By David Cabrera
#38 - A Dissection of the Media Blasters DVD Table At The Average Dealer's Room
Depending on whether you ask Media Blasters or the State of New York, Media Blasters is a US anime distributor which may or may not still exist. This is definitely the big US industry news of the last couple weeks, so to do my part I will tell you what I know about the long-struggling company... by explaining the Media Blasters table that I so often visit at anime convention dealer's rooms.
The Media Blasters table doesn't necessarily say that it's the Media Blasters table-- sometimes there's a sign there, sometimes there isn't, a couple times I've believe seen them assume other names-- but there's no hiding who they are because of their table's very specific layout.

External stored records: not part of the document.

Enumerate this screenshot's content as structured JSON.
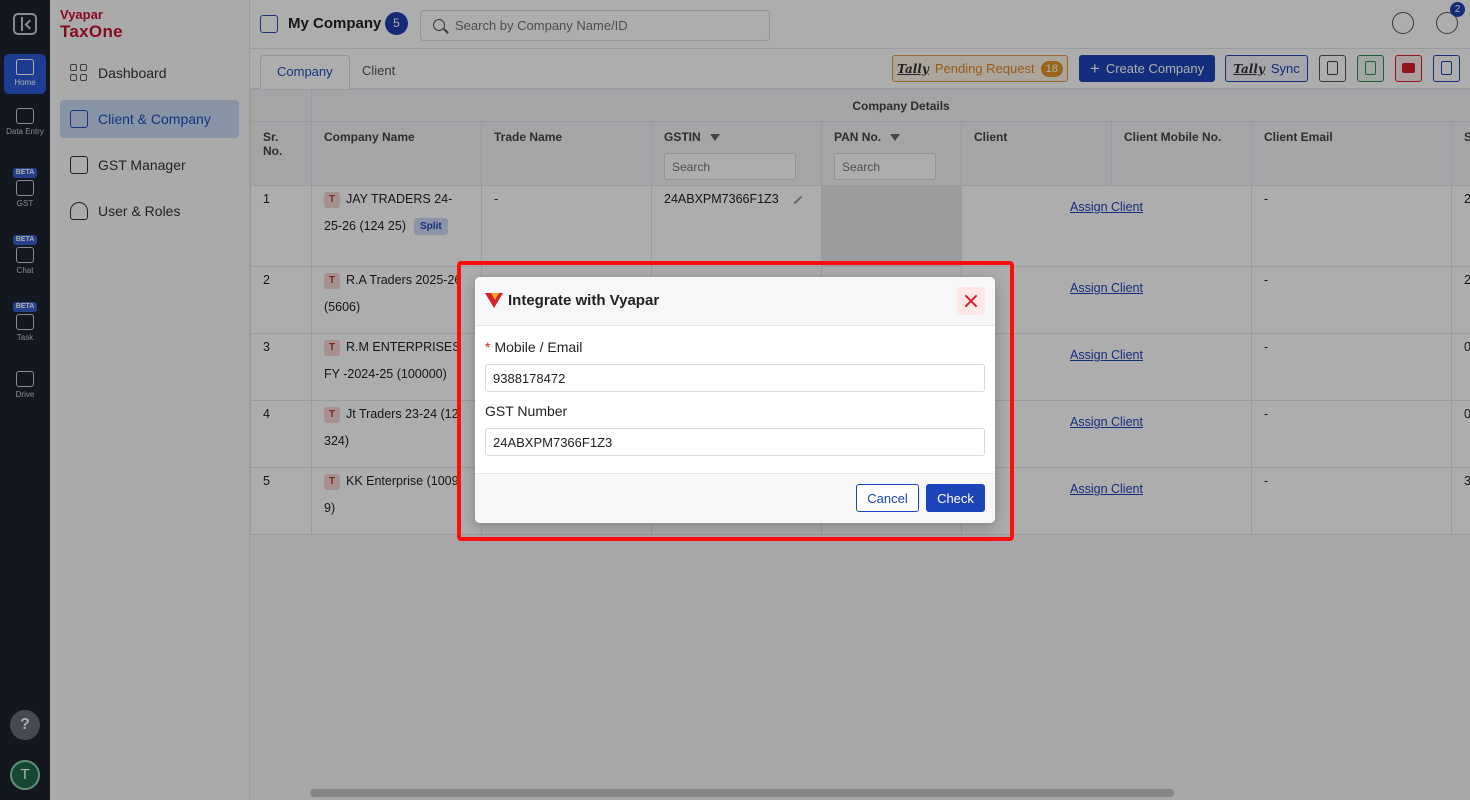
{
  "rail": {
    "items": [
      {
        "label": "Home",
        "beta": ""
      },
      {
        "label": "Data Entry",
        "beta": ""
      },
      {
        "label": "GST",
        "beta": "BETA"
      },
      {
        "label": "Chat",
        "beta": "BETA"
      },
      {
        "label": "Task",
        "beta": "BETA"
      },
      {
        "label": "Drive",
        "beta": ""
      }
    ],
    "help": "?",
    "avatar": "T"
  },
  "brand": {
    "top": "Vyapar",
    "bottom": "TaxOne"
  },
  "sidebar": {
    "items": [
      {
        "label": "Dashboard"
      },
      {
        "label": "Client & Company"
      },
      {
        "label": "GST Manager"
      },
      {
        "label": "User & Roles"
      }
    ]
  },
  "header": {
    "title": "My Company",
    "count": "5",
    "search_placeholder": "Search by Company Name/ID",
    "notification_count": "2"
  },
  "tabs": [
    {
      "label": "Company"
    },
    {
      "label": "Client"
    }
  ],
  "toolbar": {
    "tally_logo": "Tally",
    "pending_label": "Pending Request",
    "pending_count": "18",
    "create_label": "Create Company",
    "sync_label": "Sync"
  },
  "table": {
    "group_header": "Company Details",
    "headers": {
      "sr": "Sr. No.",
      "company": "Company Name",
      "trade": "Trade Name",
      "gstin": "GSTIN",
      "pan": "PAN No.",
      "client": "Client",
      "mobile": "Client Mobile No.",
      "email": "Client Email",
      "extra": "S"
    },
    "search_placeholder": "Search",
    "split_label": "Split",
    "badge": "T",
    "assign_label": "Assign Client",
    "rows": [
      {
        "sr": "1",
        "company": "JAY TRADERS 24-25-26 (124 25)",
        "trade": "-",
        "gstin": "24ABXPM7366F1Z3",
        "email": "-",
        "extra": "2"
      },
      {
        "sr": "2",
        "company": "R.A Traders 2025-26 (5606)",
        "trade": "",
        "gstin": "",
        "email": "-",
        "extra": "2"
      },
      {
        "sr": "3",
        "company": "R.M ENTERPRISES FY -2024-25 (100000)",
        "trade": "",
        "gstin": "",
        "email": "-",
        "extra": "0"
      },
      {
        "sr": "4",
        "company": "Jt Traders 23-24 (12 324)",
        "trade": "",
        "gstin": "",
        "email": "-",
        "extra": "0"
      },
      {
        "sr": "5",
        "company": "KK Enterprise (1009 9)",
        "trade": "",
        "gstin": "",
        "email": "-",
        "extra": "3"
      }
    ]
  },
  "modal": {
    "title": "Integrate with Vyapar",
    "required_mark": "*",
    "mobile_label": "Mobile / Email",
    "mobile_value": "9388178472",
    "gst_label": "GST Number",
    "gst_value": "24ABXPM7366F1Z3",
    "cancel_label": "Cancel",
    "check_label": "Check"
  },
  "colors": {
    "accent": "#1c44b8",
    "brand": "#c8102e",
    "highlight": "#ff0d0d"
  }
}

Whoever arranges DVD titles on Media Blasters' tables has it down to a science.
The first thing you'll see at the Media Blasters table is pornography. Rows and rows of cheap ero anime line are the biggest single section of the inventory. Yaoi and yuri material are in their own subsections towards the end. It's the biggest section of the MB table, and it's certainly the part that you see the largest number people browsing through.
After about two thirds of the table, the porn ends and you come upon Asian live-action film. I'm not an expert on this stuff in America, but after Ichi the Killer got Takashi Miike international notice, there was a steady resurgence in demand for movies that strange and disgusting from all over Asia. In recent years, a lot of super-low-budget and extreme Japanese horror movies have been coming here, stuff like Machine Girl and Tokyo Gore Police (projects funded in part by MB). It's even to the point where Nikkatsu is specifically making b-movies for foreign export... kind of reminds me of anime!

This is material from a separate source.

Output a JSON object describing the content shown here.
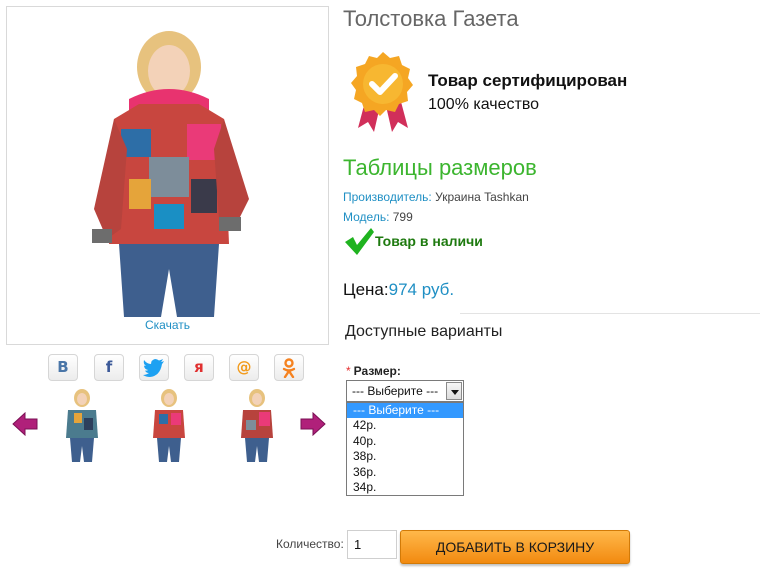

After that is a medium-sized selection of general audience Japanese anime, led by titles like Queen's Blade and Kanokon that are pretty ero but not quite all the way. It's stuff that, while not porn, exists for the same purpose, shall we say? People here often use “ecchi” as a genre name here: is there such a word that Japanese otaku use? These are the top sellers in US anime DVD for everybody, far as I can tell. Once you get through that, there's a little selection of titles like Three Kingdoms, Squid Girl, and Moribito.
At the very end of the table are the old sci-fi anime that MB still puts out every so often, reminiscent of what the US anime business looked like in the 90s. Media Blasters made quite a bit selling Voltron DVDs a few years back, and they've even translated the original Go-Lion and Dairugger XV for 80s kids to revisit. Likewise, you can get Tekkaman Blade in its entirety for $25 or so!
Though I have no hard evidence, I always assumed that these DVDs were arranged by popularity and sales.. and if we assume this, it certainly tells a story about what people want, and how an independent publisher survives in the US anime market. It's a pretty simple and pretty bleak answer, isn't it? Survive on porn, try and do other projects in the meantime. If you're still running an independent US distributor of Japanese anime on video, well, you're probably not in it for the money, you know?